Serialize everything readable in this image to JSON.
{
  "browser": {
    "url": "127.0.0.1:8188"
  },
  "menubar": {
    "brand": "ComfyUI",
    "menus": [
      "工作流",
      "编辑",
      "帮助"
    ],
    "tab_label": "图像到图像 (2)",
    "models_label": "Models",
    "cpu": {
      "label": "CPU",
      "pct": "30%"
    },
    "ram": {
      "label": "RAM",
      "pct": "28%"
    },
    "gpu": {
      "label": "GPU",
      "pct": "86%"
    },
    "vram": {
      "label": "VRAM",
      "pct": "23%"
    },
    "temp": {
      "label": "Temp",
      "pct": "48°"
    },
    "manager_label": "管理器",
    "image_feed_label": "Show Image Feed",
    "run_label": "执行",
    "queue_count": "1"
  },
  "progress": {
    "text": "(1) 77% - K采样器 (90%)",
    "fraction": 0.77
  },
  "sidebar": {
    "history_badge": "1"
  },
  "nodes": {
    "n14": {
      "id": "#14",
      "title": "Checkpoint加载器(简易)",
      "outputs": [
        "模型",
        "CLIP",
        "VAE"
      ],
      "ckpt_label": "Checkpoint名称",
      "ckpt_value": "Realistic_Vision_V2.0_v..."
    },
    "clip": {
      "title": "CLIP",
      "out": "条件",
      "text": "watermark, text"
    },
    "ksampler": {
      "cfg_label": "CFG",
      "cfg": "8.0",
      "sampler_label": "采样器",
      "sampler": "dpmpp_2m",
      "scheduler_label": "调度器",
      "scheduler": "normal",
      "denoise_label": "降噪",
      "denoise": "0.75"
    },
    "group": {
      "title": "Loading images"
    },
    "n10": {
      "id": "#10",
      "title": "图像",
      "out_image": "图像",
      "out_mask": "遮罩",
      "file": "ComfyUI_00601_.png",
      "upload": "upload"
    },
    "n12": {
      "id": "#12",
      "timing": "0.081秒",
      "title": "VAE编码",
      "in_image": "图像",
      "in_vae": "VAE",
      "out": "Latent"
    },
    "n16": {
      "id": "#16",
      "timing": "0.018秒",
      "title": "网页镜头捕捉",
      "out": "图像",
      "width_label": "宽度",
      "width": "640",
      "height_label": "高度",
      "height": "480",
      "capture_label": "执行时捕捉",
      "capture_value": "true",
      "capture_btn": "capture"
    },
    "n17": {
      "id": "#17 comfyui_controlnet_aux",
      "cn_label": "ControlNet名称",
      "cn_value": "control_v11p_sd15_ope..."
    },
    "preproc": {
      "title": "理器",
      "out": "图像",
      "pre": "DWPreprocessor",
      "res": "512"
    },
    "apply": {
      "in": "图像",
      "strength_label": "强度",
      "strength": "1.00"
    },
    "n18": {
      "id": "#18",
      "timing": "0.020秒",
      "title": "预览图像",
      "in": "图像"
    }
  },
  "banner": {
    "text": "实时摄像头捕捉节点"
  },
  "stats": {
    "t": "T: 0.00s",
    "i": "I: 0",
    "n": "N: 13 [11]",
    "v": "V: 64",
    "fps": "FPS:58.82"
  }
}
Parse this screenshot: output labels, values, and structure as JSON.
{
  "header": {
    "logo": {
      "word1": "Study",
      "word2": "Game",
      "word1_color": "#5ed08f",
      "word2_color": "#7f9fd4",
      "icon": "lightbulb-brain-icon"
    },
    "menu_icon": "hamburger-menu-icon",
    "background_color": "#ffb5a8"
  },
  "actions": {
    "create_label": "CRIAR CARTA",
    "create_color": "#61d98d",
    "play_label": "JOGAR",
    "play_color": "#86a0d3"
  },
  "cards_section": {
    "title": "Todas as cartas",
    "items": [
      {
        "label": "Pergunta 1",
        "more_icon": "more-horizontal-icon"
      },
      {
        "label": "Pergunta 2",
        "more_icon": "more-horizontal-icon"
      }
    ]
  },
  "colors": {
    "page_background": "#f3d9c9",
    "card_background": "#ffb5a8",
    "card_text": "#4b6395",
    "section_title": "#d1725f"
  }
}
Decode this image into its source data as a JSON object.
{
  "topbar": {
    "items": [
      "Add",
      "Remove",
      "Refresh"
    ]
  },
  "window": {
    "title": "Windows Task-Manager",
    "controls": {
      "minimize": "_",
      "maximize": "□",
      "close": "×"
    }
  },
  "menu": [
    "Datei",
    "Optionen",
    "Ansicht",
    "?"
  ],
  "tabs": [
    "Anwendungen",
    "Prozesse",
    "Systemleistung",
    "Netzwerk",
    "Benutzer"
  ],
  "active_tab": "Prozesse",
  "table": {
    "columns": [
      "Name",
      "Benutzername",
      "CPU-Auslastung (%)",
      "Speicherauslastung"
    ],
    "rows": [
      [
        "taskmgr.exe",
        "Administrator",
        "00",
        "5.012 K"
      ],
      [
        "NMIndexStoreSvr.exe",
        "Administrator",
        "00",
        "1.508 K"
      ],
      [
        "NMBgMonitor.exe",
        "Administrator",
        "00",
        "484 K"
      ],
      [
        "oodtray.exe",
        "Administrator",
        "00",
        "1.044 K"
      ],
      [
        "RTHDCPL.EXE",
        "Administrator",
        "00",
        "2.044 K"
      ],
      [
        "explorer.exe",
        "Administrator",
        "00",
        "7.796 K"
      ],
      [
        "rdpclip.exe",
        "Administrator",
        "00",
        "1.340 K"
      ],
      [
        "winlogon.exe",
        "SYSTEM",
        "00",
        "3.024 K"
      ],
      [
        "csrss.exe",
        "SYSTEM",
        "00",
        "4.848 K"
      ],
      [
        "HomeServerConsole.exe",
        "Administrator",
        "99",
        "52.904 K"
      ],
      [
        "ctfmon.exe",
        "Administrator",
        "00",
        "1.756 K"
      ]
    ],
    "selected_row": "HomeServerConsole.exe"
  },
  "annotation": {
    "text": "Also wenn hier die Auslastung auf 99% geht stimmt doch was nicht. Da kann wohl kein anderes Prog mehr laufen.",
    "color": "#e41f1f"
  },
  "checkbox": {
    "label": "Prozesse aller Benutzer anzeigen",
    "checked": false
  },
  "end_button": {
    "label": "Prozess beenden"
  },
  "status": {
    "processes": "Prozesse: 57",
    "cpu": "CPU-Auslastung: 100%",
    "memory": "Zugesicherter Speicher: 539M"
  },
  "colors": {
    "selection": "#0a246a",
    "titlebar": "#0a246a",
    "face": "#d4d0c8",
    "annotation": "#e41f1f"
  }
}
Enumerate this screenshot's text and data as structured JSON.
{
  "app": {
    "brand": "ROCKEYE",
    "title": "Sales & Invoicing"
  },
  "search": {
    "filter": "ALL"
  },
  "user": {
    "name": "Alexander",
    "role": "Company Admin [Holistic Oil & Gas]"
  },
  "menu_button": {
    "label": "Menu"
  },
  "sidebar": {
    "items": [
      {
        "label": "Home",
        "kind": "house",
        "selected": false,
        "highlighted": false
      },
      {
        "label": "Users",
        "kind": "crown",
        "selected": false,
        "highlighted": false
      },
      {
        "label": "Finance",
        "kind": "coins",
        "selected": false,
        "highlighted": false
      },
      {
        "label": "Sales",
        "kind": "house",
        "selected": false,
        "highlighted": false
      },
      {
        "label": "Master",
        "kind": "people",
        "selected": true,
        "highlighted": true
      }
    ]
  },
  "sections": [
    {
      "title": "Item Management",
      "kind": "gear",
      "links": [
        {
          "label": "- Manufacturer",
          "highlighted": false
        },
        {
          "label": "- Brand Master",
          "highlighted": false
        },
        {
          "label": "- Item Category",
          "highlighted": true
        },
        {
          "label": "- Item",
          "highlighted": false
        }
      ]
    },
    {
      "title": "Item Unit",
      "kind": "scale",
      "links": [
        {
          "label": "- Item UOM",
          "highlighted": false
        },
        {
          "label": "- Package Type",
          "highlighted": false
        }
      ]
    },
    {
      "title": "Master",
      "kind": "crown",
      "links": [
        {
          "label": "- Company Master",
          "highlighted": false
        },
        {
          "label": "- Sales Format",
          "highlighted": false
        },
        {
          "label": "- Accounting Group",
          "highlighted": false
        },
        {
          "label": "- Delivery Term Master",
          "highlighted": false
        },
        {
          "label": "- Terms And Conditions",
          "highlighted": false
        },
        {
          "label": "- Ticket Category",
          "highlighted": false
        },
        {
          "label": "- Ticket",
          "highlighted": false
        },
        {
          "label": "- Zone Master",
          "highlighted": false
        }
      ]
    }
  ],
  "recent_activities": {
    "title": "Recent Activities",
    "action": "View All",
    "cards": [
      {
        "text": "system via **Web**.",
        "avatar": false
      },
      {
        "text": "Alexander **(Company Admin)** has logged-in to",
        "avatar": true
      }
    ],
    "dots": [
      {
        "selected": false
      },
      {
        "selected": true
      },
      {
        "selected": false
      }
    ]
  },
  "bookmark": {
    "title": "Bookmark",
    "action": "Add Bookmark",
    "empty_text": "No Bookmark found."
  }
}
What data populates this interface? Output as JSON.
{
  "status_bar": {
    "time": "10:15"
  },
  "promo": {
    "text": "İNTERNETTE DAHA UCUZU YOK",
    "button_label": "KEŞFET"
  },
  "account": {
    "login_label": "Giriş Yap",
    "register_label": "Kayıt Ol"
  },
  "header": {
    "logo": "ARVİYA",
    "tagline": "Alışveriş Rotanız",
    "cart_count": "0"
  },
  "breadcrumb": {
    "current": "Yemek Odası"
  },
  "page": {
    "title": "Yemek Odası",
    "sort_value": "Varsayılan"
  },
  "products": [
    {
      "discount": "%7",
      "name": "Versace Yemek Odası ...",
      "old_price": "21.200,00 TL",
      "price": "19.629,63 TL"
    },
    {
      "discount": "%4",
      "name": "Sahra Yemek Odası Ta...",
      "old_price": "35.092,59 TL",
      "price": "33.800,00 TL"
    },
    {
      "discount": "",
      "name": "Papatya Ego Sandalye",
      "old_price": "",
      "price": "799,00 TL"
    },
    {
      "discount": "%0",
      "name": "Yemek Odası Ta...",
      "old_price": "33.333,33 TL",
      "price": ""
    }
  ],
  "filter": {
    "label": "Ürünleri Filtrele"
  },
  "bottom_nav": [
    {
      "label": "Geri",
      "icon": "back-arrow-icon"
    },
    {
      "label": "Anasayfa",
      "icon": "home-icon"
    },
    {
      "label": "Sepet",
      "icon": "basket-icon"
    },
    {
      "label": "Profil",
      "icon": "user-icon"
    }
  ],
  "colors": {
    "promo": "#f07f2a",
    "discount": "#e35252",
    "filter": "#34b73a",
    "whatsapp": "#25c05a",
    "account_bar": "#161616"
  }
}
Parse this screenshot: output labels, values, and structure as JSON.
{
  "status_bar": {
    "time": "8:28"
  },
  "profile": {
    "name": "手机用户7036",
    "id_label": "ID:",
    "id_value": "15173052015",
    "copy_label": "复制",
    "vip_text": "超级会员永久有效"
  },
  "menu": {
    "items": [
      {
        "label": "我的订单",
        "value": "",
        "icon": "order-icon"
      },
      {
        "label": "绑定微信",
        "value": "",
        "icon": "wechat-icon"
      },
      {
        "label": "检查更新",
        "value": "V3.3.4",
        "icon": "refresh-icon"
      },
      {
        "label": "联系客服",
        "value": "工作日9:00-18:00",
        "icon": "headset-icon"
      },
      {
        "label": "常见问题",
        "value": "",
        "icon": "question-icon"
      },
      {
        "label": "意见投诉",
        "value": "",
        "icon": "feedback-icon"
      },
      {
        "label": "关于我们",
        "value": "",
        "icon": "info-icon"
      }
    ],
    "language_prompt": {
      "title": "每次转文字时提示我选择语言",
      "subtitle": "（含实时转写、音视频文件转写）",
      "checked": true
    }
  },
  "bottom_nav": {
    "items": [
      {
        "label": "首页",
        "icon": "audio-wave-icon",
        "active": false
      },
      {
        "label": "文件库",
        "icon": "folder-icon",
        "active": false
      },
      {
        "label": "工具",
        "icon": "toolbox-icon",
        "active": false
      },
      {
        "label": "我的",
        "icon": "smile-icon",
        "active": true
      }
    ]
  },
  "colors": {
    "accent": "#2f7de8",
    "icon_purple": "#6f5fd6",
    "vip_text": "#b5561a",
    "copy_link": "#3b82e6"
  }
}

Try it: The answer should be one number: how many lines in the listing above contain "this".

Output of the exercise: 6